Walmart cuts back on sales of guns and ammunition


photo by Christina Paraschiv

Walmart on Indiantown road

Walmart has recently cut back on the sales of guns and ammunition and has asked shoppers to refrain from carrying guns within its stores.

After multiple mass shootings across the country, including the Parkland, Fla. school shooting that killed 17, companies have started to implement bans on the sales of assault weapons and ammunition.

Within hours of a fatal Walmart shooting in Southaven, Miss. on July 30, where two employees died, the company released a statement saying customers were not allowed to carry weapons in their stores. Other retail outlets, like Kroger, also asked customers to refrain from carrying firearms openly in its stores.

“I think that any movement, any big corporations movement towards monitoring guns and supporting gun control, is a positive movement in our climate,” Lillian Gilbert, an Advanced Placement Language and Composition teacher, said.

Walmart Supercenter in Jupiter is implementing procedures to reduce the sale of guns and ammunition, and many in the community are behind the bans.

“I know they don’t sell certain guns anymore, which I’m totally behind, as well as totally behind making it harder to purchase guns,” Jupiter High Assistant Principal Joe Lang said.

In addition to Walmart, local schools have put in place procedures to secure their campuses following the Parkland shooting.

“We are lucky to have two armed officers…I think that every school should have at least one depending on the size of the school, but I am 100% against teachers carrying guns,” Lang said.

Students and faculty at Jupiter High have increased protocol with code red drills, having one announced lockdown and nine unannounced. The high school has also placed more focus on mental health and has hired school counselors to address the needs of students.

“I do think we have to have a discussion about mental health, that we have to talk about it and that it’s something that can’t just be the teachers and administrators talking about mental health. The children have to get involved, the parents have to get involved, and that’s going to create a safer community…if we’re not just brushing it under the rug or hiding from you know, tough conversations,” Gilbert said.

With the addition of safety drills, police officers and mental health counselors, students across the county are forced to consider how safe they feel in school.

“Yes, for the most part, I do feel there could be better security by like maybe adding metal detectors or clear backpacks.
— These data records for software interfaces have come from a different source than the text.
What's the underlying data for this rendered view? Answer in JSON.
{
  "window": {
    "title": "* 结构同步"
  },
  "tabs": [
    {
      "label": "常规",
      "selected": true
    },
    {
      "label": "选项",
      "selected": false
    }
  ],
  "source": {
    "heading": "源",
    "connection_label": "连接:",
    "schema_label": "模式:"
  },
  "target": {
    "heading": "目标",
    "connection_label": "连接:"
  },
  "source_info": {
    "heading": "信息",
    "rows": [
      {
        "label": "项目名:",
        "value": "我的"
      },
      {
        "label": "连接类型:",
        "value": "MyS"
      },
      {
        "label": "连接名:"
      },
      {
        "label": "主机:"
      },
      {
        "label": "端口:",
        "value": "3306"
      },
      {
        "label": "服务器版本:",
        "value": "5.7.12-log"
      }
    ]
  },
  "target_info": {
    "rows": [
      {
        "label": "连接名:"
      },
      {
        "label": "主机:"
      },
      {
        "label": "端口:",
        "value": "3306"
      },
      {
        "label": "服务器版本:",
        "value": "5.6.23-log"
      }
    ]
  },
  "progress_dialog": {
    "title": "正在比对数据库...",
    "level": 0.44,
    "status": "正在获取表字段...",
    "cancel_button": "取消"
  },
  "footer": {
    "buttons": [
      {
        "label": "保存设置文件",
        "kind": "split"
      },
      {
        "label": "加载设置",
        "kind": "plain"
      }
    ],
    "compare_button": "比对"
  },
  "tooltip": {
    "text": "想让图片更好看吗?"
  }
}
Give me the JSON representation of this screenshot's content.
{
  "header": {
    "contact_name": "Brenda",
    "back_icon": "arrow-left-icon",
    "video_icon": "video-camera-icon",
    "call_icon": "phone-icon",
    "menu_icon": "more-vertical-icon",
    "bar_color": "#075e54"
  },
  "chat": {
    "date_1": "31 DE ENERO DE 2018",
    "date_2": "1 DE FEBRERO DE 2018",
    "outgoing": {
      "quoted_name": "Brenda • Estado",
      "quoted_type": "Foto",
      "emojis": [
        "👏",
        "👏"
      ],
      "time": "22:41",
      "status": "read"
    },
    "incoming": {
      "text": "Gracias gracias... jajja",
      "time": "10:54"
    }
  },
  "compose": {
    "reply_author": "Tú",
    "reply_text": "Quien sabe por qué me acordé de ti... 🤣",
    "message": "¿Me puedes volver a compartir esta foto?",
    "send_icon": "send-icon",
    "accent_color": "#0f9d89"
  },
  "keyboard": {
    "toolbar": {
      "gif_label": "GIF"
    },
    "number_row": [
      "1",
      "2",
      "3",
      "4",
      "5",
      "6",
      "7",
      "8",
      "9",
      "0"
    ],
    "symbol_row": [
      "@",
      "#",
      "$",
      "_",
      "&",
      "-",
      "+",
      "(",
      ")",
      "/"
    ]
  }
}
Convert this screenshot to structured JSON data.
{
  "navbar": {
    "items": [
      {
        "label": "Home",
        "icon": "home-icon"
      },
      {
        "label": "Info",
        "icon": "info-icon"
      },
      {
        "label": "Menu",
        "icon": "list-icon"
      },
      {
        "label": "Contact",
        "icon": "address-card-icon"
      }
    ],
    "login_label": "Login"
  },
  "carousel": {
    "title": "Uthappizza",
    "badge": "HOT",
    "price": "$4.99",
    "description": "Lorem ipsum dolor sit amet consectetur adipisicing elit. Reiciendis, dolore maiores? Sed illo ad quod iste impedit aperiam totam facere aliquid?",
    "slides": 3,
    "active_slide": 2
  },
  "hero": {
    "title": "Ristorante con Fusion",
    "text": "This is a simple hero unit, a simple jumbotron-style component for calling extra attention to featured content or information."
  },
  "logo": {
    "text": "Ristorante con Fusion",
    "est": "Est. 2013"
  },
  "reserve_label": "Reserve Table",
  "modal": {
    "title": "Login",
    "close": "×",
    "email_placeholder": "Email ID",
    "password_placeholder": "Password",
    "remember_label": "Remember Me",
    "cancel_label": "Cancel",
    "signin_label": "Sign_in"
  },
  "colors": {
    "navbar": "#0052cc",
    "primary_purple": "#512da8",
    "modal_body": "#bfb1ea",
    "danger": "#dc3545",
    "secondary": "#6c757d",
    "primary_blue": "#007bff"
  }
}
Although I can understand why people wouldn’t want to do that,” senior Carley McCammon said.